**EXERCISE REQUIREMENTS:** Are you able to quote each entry exactly as written?

**SOURCE INFORMATION:**
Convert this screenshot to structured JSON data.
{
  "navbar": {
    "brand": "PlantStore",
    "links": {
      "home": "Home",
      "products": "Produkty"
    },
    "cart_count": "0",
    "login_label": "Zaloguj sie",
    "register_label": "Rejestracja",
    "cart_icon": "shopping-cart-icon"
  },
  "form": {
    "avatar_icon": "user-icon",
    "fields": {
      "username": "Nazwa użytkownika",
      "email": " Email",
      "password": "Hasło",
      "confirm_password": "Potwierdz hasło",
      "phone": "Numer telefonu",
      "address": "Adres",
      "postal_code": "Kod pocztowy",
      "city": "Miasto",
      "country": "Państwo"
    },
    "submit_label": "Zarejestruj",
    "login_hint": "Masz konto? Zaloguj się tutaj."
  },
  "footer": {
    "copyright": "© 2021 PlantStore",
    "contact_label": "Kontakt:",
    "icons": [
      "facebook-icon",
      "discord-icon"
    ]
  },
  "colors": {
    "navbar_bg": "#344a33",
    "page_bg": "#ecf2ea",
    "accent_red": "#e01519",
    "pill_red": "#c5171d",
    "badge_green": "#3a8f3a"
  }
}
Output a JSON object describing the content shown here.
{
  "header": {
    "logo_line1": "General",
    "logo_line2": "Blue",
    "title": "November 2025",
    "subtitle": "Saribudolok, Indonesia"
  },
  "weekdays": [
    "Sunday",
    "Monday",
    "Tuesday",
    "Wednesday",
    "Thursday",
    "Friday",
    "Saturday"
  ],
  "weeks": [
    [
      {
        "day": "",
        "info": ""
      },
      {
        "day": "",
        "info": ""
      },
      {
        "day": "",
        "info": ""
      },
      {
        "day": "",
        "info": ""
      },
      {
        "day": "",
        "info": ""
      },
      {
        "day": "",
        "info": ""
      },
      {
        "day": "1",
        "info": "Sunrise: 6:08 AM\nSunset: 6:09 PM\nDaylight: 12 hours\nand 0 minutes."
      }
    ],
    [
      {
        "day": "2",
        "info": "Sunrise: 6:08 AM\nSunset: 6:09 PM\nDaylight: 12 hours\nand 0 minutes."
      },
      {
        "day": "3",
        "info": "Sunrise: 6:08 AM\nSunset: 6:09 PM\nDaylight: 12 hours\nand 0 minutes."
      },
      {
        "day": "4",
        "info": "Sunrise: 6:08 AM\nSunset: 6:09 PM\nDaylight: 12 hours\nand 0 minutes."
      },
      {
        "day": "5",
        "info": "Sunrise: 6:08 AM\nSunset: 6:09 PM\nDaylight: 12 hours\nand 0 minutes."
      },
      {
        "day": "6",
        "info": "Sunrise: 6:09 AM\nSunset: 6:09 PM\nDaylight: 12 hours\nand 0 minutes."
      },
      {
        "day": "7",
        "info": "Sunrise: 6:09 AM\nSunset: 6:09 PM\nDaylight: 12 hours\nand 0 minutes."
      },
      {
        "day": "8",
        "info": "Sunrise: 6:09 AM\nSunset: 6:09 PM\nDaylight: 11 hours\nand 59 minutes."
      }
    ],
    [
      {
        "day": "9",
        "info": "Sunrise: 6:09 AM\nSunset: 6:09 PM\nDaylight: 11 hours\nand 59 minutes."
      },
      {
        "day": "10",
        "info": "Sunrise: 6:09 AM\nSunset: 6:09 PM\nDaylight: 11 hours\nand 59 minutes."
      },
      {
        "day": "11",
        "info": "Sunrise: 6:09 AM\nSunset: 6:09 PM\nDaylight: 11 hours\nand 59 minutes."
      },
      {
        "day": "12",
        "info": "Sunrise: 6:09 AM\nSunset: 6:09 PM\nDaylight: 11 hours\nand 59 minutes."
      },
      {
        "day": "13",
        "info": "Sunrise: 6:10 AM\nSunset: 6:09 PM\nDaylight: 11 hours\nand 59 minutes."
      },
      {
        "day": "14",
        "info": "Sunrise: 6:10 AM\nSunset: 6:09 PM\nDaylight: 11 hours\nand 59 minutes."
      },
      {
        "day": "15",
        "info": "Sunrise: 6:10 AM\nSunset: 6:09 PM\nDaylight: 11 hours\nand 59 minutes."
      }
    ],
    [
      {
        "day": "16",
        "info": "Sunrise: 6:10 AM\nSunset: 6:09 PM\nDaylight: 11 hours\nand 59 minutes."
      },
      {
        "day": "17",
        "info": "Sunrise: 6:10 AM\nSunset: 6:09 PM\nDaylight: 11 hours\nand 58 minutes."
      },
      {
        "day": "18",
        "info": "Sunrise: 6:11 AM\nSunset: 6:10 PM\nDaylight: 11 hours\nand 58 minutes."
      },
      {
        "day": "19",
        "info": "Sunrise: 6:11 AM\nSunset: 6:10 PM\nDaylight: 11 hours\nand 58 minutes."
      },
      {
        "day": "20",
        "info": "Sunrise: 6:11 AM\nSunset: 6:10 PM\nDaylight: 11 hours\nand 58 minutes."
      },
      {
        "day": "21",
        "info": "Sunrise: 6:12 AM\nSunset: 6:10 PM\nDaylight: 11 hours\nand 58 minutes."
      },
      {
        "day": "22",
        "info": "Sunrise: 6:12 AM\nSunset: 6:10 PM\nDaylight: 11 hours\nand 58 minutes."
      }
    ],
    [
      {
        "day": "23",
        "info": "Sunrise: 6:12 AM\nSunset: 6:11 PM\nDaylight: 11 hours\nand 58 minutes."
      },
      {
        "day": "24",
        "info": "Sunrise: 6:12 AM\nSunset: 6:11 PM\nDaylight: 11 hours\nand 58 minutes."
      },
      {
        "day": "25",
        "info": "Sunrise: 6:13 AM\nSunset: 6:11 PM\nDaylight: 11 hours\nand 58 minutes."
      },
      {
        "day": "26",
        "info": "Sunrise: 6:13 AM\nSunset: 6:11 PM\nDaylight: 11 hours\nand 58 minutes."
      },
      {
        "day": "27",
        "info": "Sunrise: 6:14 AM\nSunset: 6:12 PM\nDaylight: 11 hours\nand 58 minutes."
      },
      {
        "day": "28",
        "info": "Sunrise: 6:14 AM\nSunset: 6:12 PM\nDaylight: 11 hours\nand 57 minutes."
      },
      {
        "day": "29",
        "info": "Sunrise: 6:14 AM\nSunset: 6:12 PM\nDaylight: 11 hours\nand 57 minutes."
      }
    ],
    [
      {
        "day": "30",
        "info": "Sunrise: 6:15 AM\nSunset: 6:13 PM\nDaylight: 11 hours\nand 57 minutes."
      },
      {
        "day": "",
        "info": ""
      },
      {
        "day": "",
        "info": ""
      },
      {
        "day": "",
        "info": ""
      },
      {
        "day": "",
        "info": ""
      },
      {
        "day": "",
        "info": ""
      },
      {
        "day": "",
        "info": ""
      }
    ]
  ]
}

**SOLUTION TO THE EXERCISE:**
Convert this screenshot to structured JSON data.
{
  "navbar": {
    "brand": "PlantStore",
    "links": {
      "home": "Home",
      "products": "Produkty"
    },
    "cart_count": "0",
    "login_label": "Zaloguj sie",
    "register_label": "Rejestracja",
    "cart_icon": "shopping-cart-icon"
  },
  "form": {
    "avatar_icon": "user-icon",
    "fields": {
      "username": "Nazwa użytkownika",
      "email": " Email",
      "password": "Hasło",
      "confirm_password": "Potwierdz hasło",
      "phone": "Numer telefonu",
      "address": "Adres",
      "postal_code": "Kod pocztowy",
      "city": "Miasto",
      "country": "Państwo"
    },
    "submit_label": "Zarejestruj",
    "login_hint": "Masz konto? Zaloguj się tutaj."
  },
  "footer": {
    "copyright": "© 2021 PlantStore",
    "contact_label": "Kontakt:",
    "icons": [
      "facebook-icon",
      "discord-icon"
    ]
  },
  "colors": {
    "navbar_bg": "#344a33",
    "page_bg": "#ecf2ea",
    "accent_red": "#e01519",
    "pill_red": "#c5171d",
    "badge_green": "#3a8f3a"
  }
}
Output a JSON object describing the content shown here.
{
  "header": {
    "logo_line1": "General",
    "logo_line2": "Blue",
    "title": "November 2025",
    "subtitle": "Saribudolok, Indonesia"
  },
  "weekdays": [
    "Sunday",
    "Monday",
    "Tuesday",
    "Wednesday",
    "Thursday",
    "Friday",
    "Saturday"
  ],
  "weeks": [
    [
      {
        "day": "",
        "info": ""
      },
      {
        "day": "",
        "info": ""
      },
      {
        "day": "",
        "info": ""
      },
      {
        "day": "",
        "info": ""
      },
      {
        "day": "",
        "info": ""
      },
      {
        "day": "",
        "info": ""
      },
      {
        "day": "1",
        "info": "Sunrise: 6:08 AM\nSunset: 6:09 PM\nDaylight: 12 hours\nand 0 minutes."
      }
    ],
    [
      {
        "day": "2",
        "info": "Sunrise: 6:08 AM\nSunset: 6:09 PM\nDaylight: 12 hours\nand 0 minutes."
      },
      {
        "day": "3",
        "info": "Sunrise: 6:08 AM\nSunset: 6:09 PM\nDaylight: 12 hours\nand 0 minutes."
      },
      {
        "day": "4",
        "info": "Sunrise: 6:08 AM\nSunset: 6:09 PM\nDaylight: 12 hours\nand 0 minutes."
      },
      {
        "day": "5",
        "info": "Sunrise: 6:08 AM\nSunset: 6:09 PM\nDaylight: 12 hours\nand 0 minutes."
      },
      {
        "day": "6",
        "info": "Sunrise: 6:09 AM\nSunset: 6:09 PM\nDaylight: 12 hours\nand 0 minutes."
      },
      {
        "day": "7",
        "info": "Sunrise: 6:09 AM\nSunset: 6:09 PM\nDaylight: 12 hours\nand 0 minutes."
      },
      {
        "day": "8",
        "info": "Sunrise: 6:09 AM\nSunset: 6:09 PM\nDaylight: 11 hours\nand 59 minutes."
      }
    ],
    [
      {
        "day": "9",
        "info": "Sunrise: 6:09 AM\nSunset: 6:09 PM\nDaylight: 11 hours\nand 59 minutes."
      },
      {
        "day": "10",
        "info": "Sunrise: 6:09 AM\nSunset: 6:09 PM\nDaylight: 11 hours\nand 59 minutes."
      },
      {
        "day": "11",
        "info": "Sunrise: 6:09 AM\nSunset: 6:09 PM\nDaylight: 11 hours\nand 59 minutes."
      },
      {
        "day": "12",
        "info": "Sunrise: 6:09 AM\nSunset: 6:09 PM\nDaylight: 11 hours\nand 59 minutes."
      },
      {
        "day": "13",
        "info": "Sunrise: 6:10 AM\nSunset: 6:09 PM\nDaylight: 11 hours\nand 59 minutes."
      },
      {
        "day": "14",
        "info": "Sunrise: 6:10 AM\nSunset: 6:09 PM\nDaylight: 11 hours\nand 59 minutes."
      },
      {
        "day": "15",
        "info": "Sunrise: 6:10 AM\nSunset: 6:09 PM\nDaylight: 11 hours\nand 59 minutes."
      }
    ],
    [
      {
        "day": "16",
        "info": "Sunrise: 6:10 AM\nSunset: 6:09 PM\nDaylight: 11 hours\nand 59 minutes."
      },
      {
        "day": "17",
        "info": "Sunrise: 6:10 AM\nSunset: 6:09 PM\nDaylight: 11 hours\nand 58 minutes."
      },
      {
        "day": "18",
        "info": "Sunrise: 6:11 AM\nSunset: 6:10 PM\nDaylight: 11 hours\nand 58 minutes."
      },
      {
        "day": "19",
        "info": "Sunrise: 6:11 AM\nSunset: 6:10 PM\nDaylight: 11 hours\nand 58 minutes."
      },
      {
        "day": "20",
        "info": "Sunrise: 6:11 AM\nSunset: 6:10 PM\nDaylight: 11 hours\nand 58 minutes."
      },
      {
        "day": "21",
        "info": "Sunrise: 6:12 AM\nSunset: 6:10 PM\nDaylight: 11 hours\nand 58 minutes."
      },
      {
        "day": "22",
        "info": "Sunrise: 6:12 AM\nSunset: 6:10 PM\nDaylight: 11 hours\nand 58 minutes."
      }
    ],
    [
      {
        "day": "23",
        "info": "Sunrise: 6:12 AM\nSunset: 6:11 PM\nDaylight: 11 hours\nand 58 minutes."
      },
      {
        "day": "24",
        "info": "Sunrise: 6:12 AM\nSunset: 6:11 PM\nDaylight: 11 hours\nand 58 minutes."
      },
      {
        "day": "25",
        "info": "Sunrise: 6:13 AM\nSunset: 6:11 PM\nDaylight: 11 hours\nand 58 minutes."
      },
      {
        "day": "26",
        "info": "Sunrise: 6:13 AM\nSunset: 6:11 PM\nDaylight: 11 hours\nand 58 minutes."
      },
      {
        "day": "27",
        "info": "Sunrise: 6:14 AM\nSunset: 6:12 PM\nDaylight: 11 hours\nand 58 minutes."
      },
      {
        "day": "28",
        "info": "Sunrise: 6:14 AM\nSunset: 6:12 PM\nDaylight: 11 hours\nand 57 minutes."
      },
      {
        "day": "29",
        "info": "Sunrise: 6:14 AM\nSunset: 6:12 PM\nDaylight: 11 hours\nand 57 minutes."
      }
    ],
    [
      {
        "day": "30",
        "info": "Sunrise: 6:15 AM\nSunset: 6:13 PM\nDaylight: 11 hours\nand 57 minutes."
      },
      {
        "day": "",
        "info": ""
      },
      {
        "day": "",
        "info": ""
      },
      {
        "day": "",
        "info": ""
      },
      {
        "day": "",
        "info": ""
      },
      {
        "day": "",
        "info": ""
      },
      {
        "day": "",
        "info": ""
      }
    ]
  ]
}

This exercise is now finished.